### [TASK STATEMENT]
Identify and copy all lines of the material where the string "heure" is found.

### [EXERCISE MATERIALS]
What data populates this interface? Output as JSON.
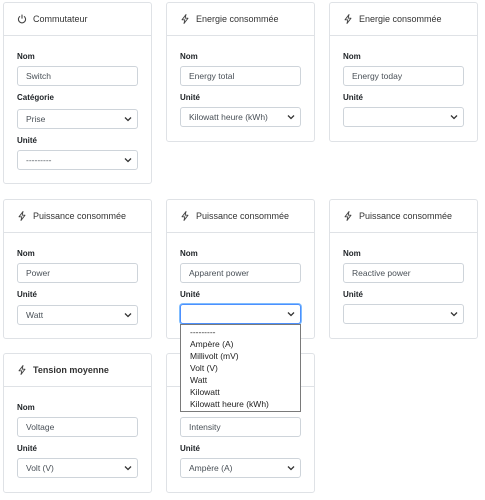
{
  "colors": {
    "border": "#dfe2e6",
    "focus": "#4d90fe",
    "text": "#212529"
  },
  "cards": [
    {
      "title": "Commutateur",
      "icon": "power-icon",
      "nom_label": "Nom",
      "nom_value": "Switch",
      "categorie_label": "Catégorie",
      "categorie_value": "Prise",
      "unite_label": "Unité",
      "unite_value": "---------"
    },
    {
      "title": "Energie consommée",
      "icon": "lightning-icon",
      "nom_label": "Nom",
      "nom_value": "Energy total",
      "unite_label": "Unité",
      "unite_value": "Kilowatt heure (kWh)"
    },
    {
      "title": "Energie consommée",
      "icon": "lightning-icon",
      "nom_label": "Nom",
      "nom_value": "Energy today",
      "unite_label": "Unité",
      "unite_value": ""
    },
    {
      "title": "Puissance consommée",
      "icon": "lightning-icon",
      "nom_label": "Nom",
      "nom_value": "Power",
      "unite_label": "Unité",
      "unite_value": "Watt"
    },
    {
      "title": "Puissance consommée",
      "icon": "lightning-icon",
      "nom_label": "Nom",
      "nom_value": "Apparent power",
      "unite_label": "Unité",
      "unite_value": ""
    },
    {
      "title": "Puissance consommée",
      "icon": "lightning-icon",
      "nom_label": "Nom",
      "nom_value": "Reactive power",
      "unite_label": "Unité",
      "unite_value": ""
    },
    {
      "title": "Tension moyenne",
      "icon": "lightning-icon",
      "nom_label": "Nom",
      "nom_value": "Voltage",
      "unite_label": "Unité",
      "unite_value": "Volt (V)"
    },
    {
      "title": "",
      "nom_value": "Intensity",
      "unite_label": "Unité",
      "unite_value": "Ampère (A)"
    }
  ],
  "dropdown_options": [
    "---------",
    "Ampère (A)",
    "Millivolt (mV)",
    "Volt (V)",
    "Watt",
    "Kilowatt",
    "Kilowatt heure (kWh)"
  ]
}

### [ANSWER SPACE]
      "unite_value": "Kilowatt heure (kWh)"
    "Kilowatt heure (kWh)"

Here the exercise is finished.